New data published by the United Nations cultural agency has revealed that at least 12 million young children will never access school with particularly girls facing the greatest barriers.
“According to our projections, nine million girls of primary school age will never start school or set foot in a classroom, compared to about three million boys”, said Audrey Azoulay, Director-General of the UN Educational, Scientific and Cultural Organization (UNESCO).
According to the new information on the world’s out-of-school children from the UNESCO Institute for Statistics (UIS), little or no progress has been seen in more than a decade.
“Four of those nine million girls live in sub-Saharan Africa, where the situation gives cause for even greater concern”, Ms. Azoulay continued. “We must therefore continue to centre our actions on girls’ and women’s education, as an utmost priority.”
In 2018 it is estimated that 258 million children, adolescents and youth between the ages of six and 17 were out of school.
This new data paints a clear picture of the difficulties ahead in achieving inclusive quality education for all, one of the Sustainable Development Goals (SDGs) set by the international community for 2030.
Afghanistan’s education system for instance has been devastated by more than three decades of sustained conflict.
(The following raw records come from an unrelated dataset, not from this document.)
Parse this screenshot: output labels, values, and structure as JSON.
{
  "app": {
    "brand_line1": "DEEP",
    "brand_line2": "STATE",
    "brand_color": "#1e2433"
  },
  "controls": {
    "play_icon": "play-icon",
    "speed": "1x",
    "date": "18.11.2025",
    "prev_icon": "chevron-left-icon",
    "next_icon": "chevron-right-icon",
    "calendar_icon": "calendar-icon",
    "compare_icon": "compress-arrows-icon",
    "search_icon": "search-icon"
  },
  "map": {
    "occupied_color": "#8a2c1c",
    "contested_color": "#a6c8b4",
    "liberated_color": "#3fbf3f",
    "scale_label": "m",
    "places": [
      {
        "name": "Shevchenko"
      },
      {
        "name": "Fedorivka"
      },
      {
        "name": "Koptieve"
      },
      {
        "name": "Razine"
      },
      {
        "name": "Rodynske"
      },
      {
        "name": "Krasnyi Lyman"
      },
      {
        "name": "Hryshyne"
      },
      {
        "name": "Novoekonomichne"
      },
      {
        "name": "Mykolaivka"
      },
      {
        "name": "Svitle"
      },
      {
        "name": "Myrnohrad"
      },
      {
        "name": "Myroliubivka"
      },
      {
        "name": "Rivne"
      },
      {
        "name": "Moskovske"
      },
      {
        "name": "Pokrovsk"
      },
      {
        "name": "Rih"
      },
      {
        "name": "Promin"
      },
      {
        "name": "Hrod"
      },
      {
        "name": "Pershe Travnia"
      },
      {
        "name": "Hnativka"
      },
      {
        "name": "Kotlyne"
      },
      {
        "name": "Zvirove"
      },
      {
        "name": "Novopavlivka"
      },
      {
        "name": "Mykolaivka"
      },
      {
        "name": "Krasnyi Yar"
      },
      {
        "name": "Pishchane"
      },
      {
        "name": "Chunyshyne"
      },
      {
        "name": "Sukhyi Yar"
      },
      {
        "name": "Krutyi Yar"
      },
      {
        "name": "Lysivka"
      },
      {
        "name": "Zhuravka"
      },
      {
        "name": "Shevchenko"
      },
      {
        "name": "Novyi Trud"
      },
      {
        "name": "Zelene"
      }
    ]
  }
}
For many of the country’s children, completing primary school remains a distant dream.
It also confirms recent UNESCO projections showing that at the present rate, by 2030, one-in-six children will not be attending primary and secondary school at all, and only six in every ten young people will complete secondary education.
The update also highlights the gap between the world’s richest and poorest countries. According to UIS figures, 19 per cent of six-to-11-year olds in low-income countries are out of school, compared to just two per cent in high-income States.
And the gap grows wider still for older children and youth, where some 61 per cent of 15- to 17-year-olds are out of school in low-income countries, compared to eight per cent in their high-income counterparts.
“We have just 11 years to make good on the promise that every child will be in school and learning”, UIS Director Silvia Montoya asserted. “Yet the new data shows us an unchanging and persistent picture of poor access and quality, year after year”.
The new insight by UIS, the custodian of SDG 4 data, was released a week before the General Assembly meets in New York to examine progress towards the Global Goals and discuss the funding needed to achieve them.
It also demonstrates the pressing need for renewed efforts and reliable data to monitor progress on education access, completion and quality to meet the goal of quality education for all.